After having used WinZip for many years, I found Power Achiever, that same day WinZip was removed from my computer, forever. Power Achiever does almost everything that WinZip did, there are no wizards, but what it does do it does very well. Creating an achieve is a breeze, and you can convert between types easily. There are far more options than WinZip, almost every part of operation can be customised. The toolbar can be ‘skinned’ using downloadable skins from the Power Achiever website. Like most modern zip utilities Power Achiever integrates with the windows shell, so you can right click an file and extract/compress them etc. What options are displayed can be changed in the main Power Achiever interface. The main interface is very crisp and clean and there is no clutter. The context sensitive menu, only displays the commands you recently used, like Microsoft Office 2000 onwards. Development of Power Achiever is very quick, and much faster than WinZip’s, will they ever get a new version out? If you are using ANY other zip utility, go and get Power Achiever NOW!

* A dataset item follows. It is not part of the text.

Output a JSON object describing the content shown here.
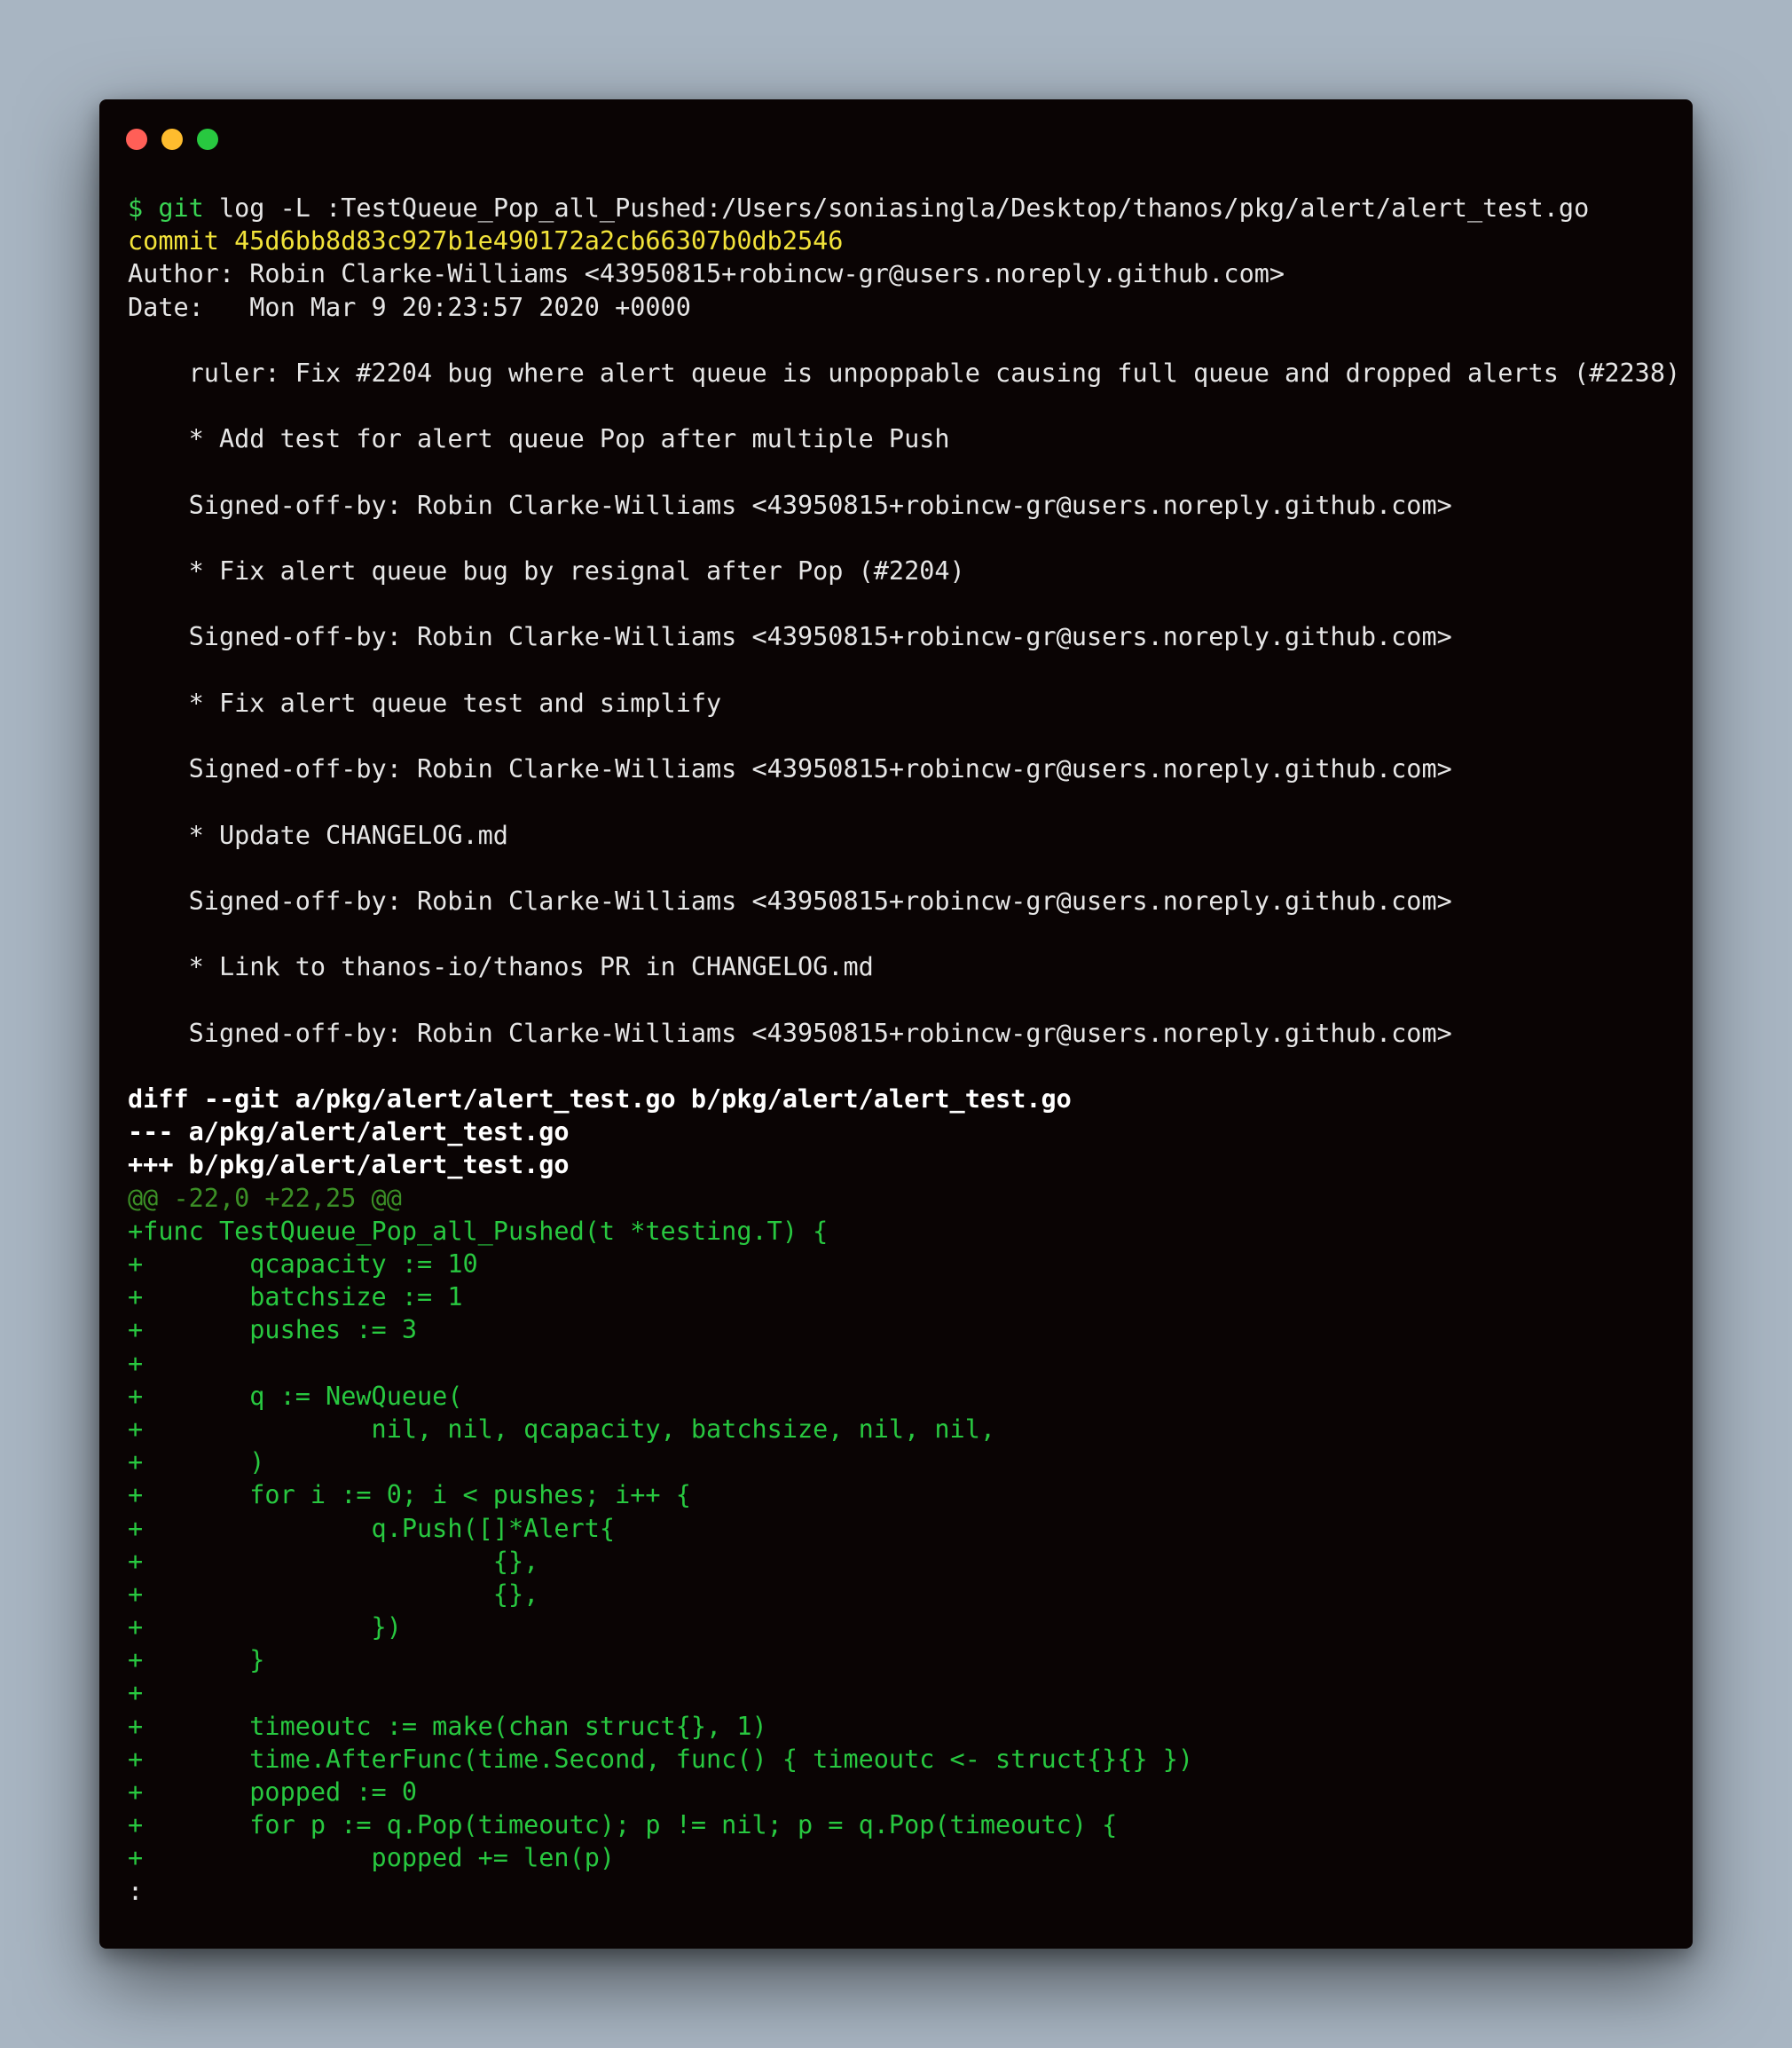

PowerArchiver is a great product - it does everything that WinZip (or other archivers) can do, but it's freeware. The integration with the Windows Shell is great - right click on a folder, and you'll get the option to zip to a file of the same name, zip with options (different name, passwords, etc). Right click on a zip file, and you'll get the options to unzip here, unzip to folder of same name, or unzip with options. Creating self extracting archives is easy too - right click on a zip file and you'll get an option to create a self extracting archives. It can tell when you've right clicked on a self extracting .exe file, and gives you the option to unzip, open with PowerArchiver, etc. It is also being actively developed, with updated versions available frequently - beta releases are made public, but may be worth avoiding if you don't like the risk. All in all, it's the best archiver i've used, and definitely the best price.